That’s right. It’s about what Ryo learns in the end. I set out to make the show with that in mind.

Ryo meets Akira at a young age, and Akira is the only one who supports him. Deep in Ryo’s heart, he feels that Akira is the one thing in the world worth keeping, but he doesn’t realize it. We as humans can value others by more than if they’re “strong” or “weak”, as would be logical. There’s something more important than the rules of natural order. I want the viewer to see just how Ryo comes to this realization.

─ In 2017, you worked on two theatrical releases, and Lu Over the Wall won the top prize at the Annecy International Animated Film Festival.
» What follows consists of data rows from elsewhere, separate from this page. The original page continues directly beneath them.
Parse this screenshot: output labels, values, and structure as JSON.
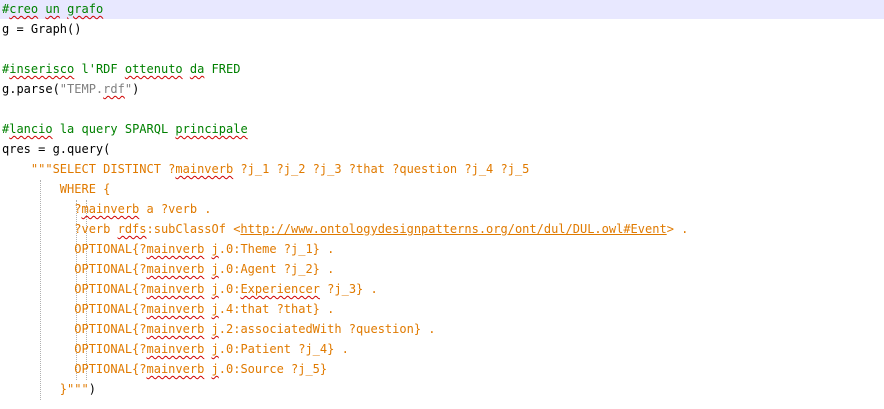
{
  "editor": {
    "lines": [
      {
        "segments": [
          {
            "text": "#",
            "cls": "comment"
          },
          {
            "text": "creo",
            "cls": "comment squiggle"
          },
          {
            "text": " ",
            "cls": "comment"
          },
          {
            "text": "un",
            "cls": "comment squiggle"
          },
          {
            "text": " ",
            "cls": "comment"
          },
          {
            "text": "grafo",
            "cls": "comment squiggle"
          }
        ]
      },
      {
        "segments": [
          {
            "text": "g = Graph()",
            "cls": "kw"
          }
        ]
      },
      {
        "segments": []
      },
      {
        "segments": [
          {
            "text": "#",
            "cls": "comment"
          },
          {
            "text": "inserisco",
            "cls": "comment squiggle"
          },
          {
            "text": " l'RDF ",
            "cls": "comment"
          },
          {
            "text": "ottenuto",
            "cls": "comment squiggle"
          },
          {
            "text": " ",
            "cls": "comment"
          },
          {
            "text": "da",
            "cls": "comment squiggle"
          },
          {
            "text": " FRED",
            "cls": "comment"
          }
        ]
      },
      {
        "segments": [
          {
            "text": "g.parse(",
            "cls": "kw"
          },
          {
            "text": "\"TEMP.",
            "cls": "gray"
          },
          {
            "text": "rdf",
            "cls": "gray squiggle"
          },
          {
            "text": "\"",
            "cls": "gray"
          },
          {
            "text": ")",
            "cls": "kw"
          }
        ]
      },
      {
        "segments": []
      },
      {
        "segments": [
          {
            "text": "#",
            "cls": "comment"
          },
          {
            "text": "lancio",
            "cls": "comment squiggle"
          },
          {
            "text": " la query SPARQL ",
            "cls": "comment"
          },
          {
            "text": "principale",
            "cls": "comment squiggle"
          }
        ]
      },
      {
        "segments": [
          {
            "text": "qres = g.query(",
            "cls": "kw"
          }
        ]
      },
      {
        "segments": [
          {
            "text": "    \"\"\"SELECT DISTINCT ?",
            "cls": "string"
          },
          {
            "text": "mainverb",
            "cls": "string squiggle"
          },
          {
            "text": " ?j_1 ?j_2 ?j_3 ?that ?question ?j_4 ?j_5",
            "cls": "string"
          }
        ]
      },
      {
        "segments": [
          {
            "text": "        WHERE {",
            "cls": "string"
          }
        ]
      },
      {
        "segments": [
          {
            "text": "          ?",
            "cls": "string"
          },
          {
            "text": "mainverb",
            "cls": "string squiggle"
          },
          {
            "text": " a ?verb .",
            "cls": "string"
          }
        ]
      },
      {
        "segments": [
          {
            "text": "          ?verb ",
            "cls": "string"
          },
          {
            "text": "rdfs",
            "cls": "string squiggle"
          },
          {
            "text": ":subClassOf <",
            "cls": "string"
          },
          {
            "text": "http://www.ontologydesignpatterns.org/ont/dul/DUL.owl#Event",
            "cls": "string link"
          },
          {
            "text": "> .",
            "cls": "string"
          }
        ]
      },
      {
        "segments": [
          {
            "text": "          OPTIONAL{?",
            "cls": "string"
          },
          {
            "text": "mainverb",
            "cls": "string squiggle"
          },
          {
            "text": " ",
            "cls": "string"
          },
          {
            "text": "j",
            "cls": "string squiggle"
          },
          {
            "text": ".0:Theme ?j_1} .",
            "cls": "string"
          }
        ]
      },
      {
        "segments": [
          {
            "text": "          OPTIONAL{?",
            "cls": "string"
          },
          {
            "text": "mainverb",
            "cls": "string squiggle"
          },
          {
            "text": " ",
            "cls": "string"
          },
          {
            "text": "j",
            "cls": "string squiggle"
          },
          {
            "text": ".0:Agent ?j_2} .",
            "cls": "string"
          }
        ]
      },
      {
        "segments": [
          {
            "text": "          OPTIONAL{?",
            "cls": "string"
          },
          {
            "text": "mainverb",
            "cls": "string squiggle"
          },
          {
            "text": " ",
            "cls": "string"
          },
          {
            "text": "j",
            "cls": "string squiggle"
          },
          {
            "text": ".0:",
            "cls": "string"
          },
          {
            "text": "Experiencer",
            "cls": "string squiggle"
          },
          {
            "text": " ?j_3} .",
            "cls": "string"
          }
        ]
      },
      {
        "segments": [
          {
            "text": "          OPTIONAL{?",
            "cls": "string"
          },
          {
            "text": "mainverb",
            "cls": "string squiggle"
          },
          {
            "text": " ",
            "cls": "string"
          },
          {
            "text": "j",
            "cls": "string squiggle"
          },
          {
            "text": ".4:that ?that} .",
            "cls": "string"
          }
        ]
      },
      {
        "segments": [
          {
            "text": "          OPTIONAL{?",
            "cls": "string"
          },
          {
            "text": "mainverb",
            "cls": "string squiggle"
          },
          {
            "text": " ",
            "cls": "string"
          },
          {
            "text": "j",
            "cls": "string squiggle"
          },
          {
            "text": ".2:associatedWith ?question} .",
            "cls": "string"
          }
        ]
      },
      {
        "segments": [
          {
            "text": "          OPTIONAL{?",
            "cls": "string"
          },
          {
            "text": "mainverb",
            "cls": "string squiggle"
          },
          {
            "text": " ",
            "cls": "string"
          },
          {
            "text": "j",
            "cls": "string squiggle"
          },
          {
            "text": ".0:Patient ?j_4} .",
            "cls": "string"
          }
        ]
      },
      {
        "segments": [
          {
            "text": "          OPTIONAL{?",
            "cls": "string"
          },
          {
            "text": "mainverb",
            "cls": "string squiggle"
          },
          {
            "text": " ",
            "cls": "string"
          },
          {
            "text": "j",
            "cls": "string squiggle"
          },
          {
            "text": ".0:Source ?j_5}",
            "cls": "string"
          }
        ]
      },
      {
        "segments": [
          {
            "text": "        }\"\"\"",
            "cls": "string"
          },
          {
            "text": ")",
            "cls": "kw"
          }
        ]
      }
    ]
  }
}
Do you think you could talk a bit about what must have been a year full of changes?

Actually, things haven’t changed as much as I thought they would, even though I made two movies!

─ Really?!

Yeah, they really haven’t (laughs). I hope a lot of people watch DEVILMAN crybaby, and that it leads to something new in the future. In terms of my own ability, it really feels like I’m at my peak. It’s as if I can accomplish anything!

Support us on Patreon to help us reach our new goal to sustain the animation archive at Sakugabooru, Sakuga Video on Youtube, as well as this Sakuga Blog. Thanks to everyone who’s helped out so far!

Notify of

This site uses Akismet to reduce spam. Learn how your comment data is processed.

Newest Most Voted
Inline Feedbacks
View all comments
4 years ago

My love for Yuasa grows stronger with every word. <3
I love hearing him talk about being at the top of his game, especially. That's really inspiring and exciting.
Even if I have some trepidation going into this project, this staff is too crazy exciting for me, and dark content with the themes that Yuasa discussed gives me some peace of mind. Dark is fine, as long as it's not too nihilistic or misanthropic.

4 years ago

Great interview!! Thank you!!

4 years ago

It’s adorable to hear Yuasa feel in top form haha. Thank you for the translation!

4 years ago

Thanks for this. It is always good to learn about trivial (in a good way) things of an anime you enjoyed.

On another note, this anime still hurts to think about. I didn`t think it would have such a profound effect on me, even after reading the manga long ago.